Emergency Referral The symptoms of Cauda Equina Syndrome are: - Urinary retention followed by insensible urinary overflow. - Unrecognized fecal incontinence. - Loss or decrease in saddle/perineal sensation. Acute Cauda Equina Syndrome is a surgical emergency.
Consider Elective Referral Failure to respond to a trial of conservative care: - Unbearable constant leg dominant pain. - Worsening nerve irritation tests (SLR or femoral nerve stretch). - Expanding motor, sensory or reflex deficits. - Recurrent disabling sciatica. - Disabling neurogenic claudication.
To have access to full article that these tools were developed for, please subscribe. The cost to subscribe is only $20 USD per year and you will gain full access to all the premium content on www.healthplexus.net, an educational portal, that hosts 1000s of clinical reviews, case studies, educational visual aids and more as well as within the mobile app.

Lumbar Spinal Stenosis: Evidence for Treatment

Lumbar Spinal Stenosis: Evidence for Treatment

Teaser: 

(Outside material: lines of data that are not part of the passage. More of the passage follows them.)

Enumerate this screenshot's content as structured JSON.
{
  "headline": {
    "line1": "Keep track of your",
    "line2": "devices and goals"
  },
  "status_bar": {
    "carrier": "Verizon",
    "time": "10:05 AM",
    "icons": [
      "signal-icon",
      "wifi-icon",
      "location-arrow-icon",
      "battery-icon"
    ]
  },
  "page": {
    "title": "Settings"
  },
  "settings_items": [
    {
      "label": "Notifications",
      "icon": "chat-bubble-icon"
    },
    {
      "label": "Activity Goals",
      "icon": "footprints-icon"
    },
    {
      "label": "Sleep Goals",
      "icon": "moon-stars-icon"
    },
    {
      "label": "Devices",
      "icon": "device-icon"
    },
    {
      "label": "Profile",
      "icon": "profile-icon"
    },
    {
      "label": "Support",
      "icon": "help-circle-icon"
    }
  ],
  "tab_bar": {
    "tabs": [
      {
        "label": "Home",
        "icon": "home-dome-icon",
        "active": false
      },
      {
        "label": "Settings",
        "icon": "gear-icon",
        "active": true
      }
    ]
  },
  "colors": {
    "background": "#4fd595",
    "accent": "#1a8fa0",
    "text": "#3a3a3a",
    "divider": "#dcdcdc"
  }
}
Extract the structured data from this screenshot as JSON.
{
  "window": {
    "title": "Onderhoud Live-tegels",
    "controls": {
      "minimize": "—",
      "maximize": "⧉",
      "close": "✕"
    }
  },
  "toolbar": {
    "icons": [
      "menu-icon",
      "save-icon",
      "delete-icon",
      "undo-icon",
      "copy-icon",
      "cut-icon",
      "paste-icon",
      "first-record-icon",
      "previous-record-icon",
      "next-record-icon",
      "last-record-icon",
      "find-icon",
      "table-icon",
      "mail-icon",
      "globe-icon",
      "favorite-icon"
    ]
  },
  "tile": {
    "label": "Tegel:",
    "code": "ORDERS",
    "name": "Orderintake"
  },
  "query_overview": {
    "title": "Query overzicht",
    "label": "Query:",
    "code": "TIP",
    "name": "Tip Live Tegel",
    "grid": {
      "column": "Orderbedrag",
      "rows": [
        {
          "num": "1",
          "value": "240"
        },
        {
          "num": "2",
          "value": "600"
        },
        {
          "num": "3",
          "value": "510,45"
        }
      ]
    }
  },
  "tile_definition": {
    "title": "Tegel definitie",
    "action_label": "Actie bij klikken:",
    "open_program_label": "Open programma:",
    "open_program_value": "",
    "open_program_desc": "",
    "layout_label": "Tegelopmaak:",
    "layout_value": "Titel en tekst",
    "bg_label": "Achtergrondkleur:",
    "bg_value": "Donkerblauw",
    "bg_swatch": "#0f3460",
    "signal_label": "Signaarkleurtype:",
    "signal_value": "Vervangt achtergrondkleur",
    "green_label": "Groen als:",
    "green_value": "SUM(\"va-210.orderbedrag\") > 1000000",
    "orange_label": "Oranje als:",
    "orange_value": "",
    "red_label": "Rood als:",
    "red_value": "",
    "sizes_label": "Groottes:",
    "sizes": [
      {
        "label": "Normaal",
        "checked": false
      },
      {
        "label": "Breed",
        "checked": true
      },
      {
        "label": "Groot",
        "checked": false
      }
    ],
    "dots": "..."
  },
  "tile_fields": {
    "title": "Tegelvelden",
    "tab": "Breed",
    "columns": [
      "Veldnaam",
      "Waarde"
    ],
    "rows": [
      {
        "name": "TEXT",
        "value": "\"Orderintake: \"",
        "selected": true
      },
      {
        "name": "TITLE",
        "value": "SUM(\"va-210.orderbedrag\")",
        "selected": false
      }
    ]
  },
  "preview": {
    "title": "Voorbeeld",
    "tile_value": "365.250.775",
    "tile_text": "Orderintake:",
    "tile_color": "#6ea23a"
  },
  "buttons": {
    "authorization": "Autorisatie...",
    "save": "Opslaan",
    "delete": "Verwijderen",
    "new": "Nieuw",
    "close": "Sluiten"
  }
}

David L. Snyder, PhD, Senior Research Analyst, Evidence-Based Practice Center, ECRI, Plymouth Meeting, PA, USA.
David Doggett, PhD, Senior Research Analyst, Evidence-Based Practice Center, ECRI, Plymouth Meeting, PA, USA.
Charles Turkelson, PhD, Chief Research Analyst and Director, Evidence-Based Practice Center, ECRI, Plymouth Meeting, PA, USA.

Degenerative lumbar spinal stenosis is a common problem among older adults. Stenotic compression of spinal nerves can result in low back pain, disabling leg pain, and greatly restricted walking capacity. Conservative therapies are usually prescribed for mild symptoms and surgery is prescribed for severe symptoms, while patients with moderate symptoms may not have an obvious treatment choice. The clinical evidence supporting these treatment options has been criticized because of problems with study design and quality that complicate their assessment. Despite the poor quality of most of the literature, recent studies provide better information and a means of starting to judge the effectiveness of treatment.

Key words: lumbar spinal stenosis, neurogenic claudication, conservative therapy, surgical intervention.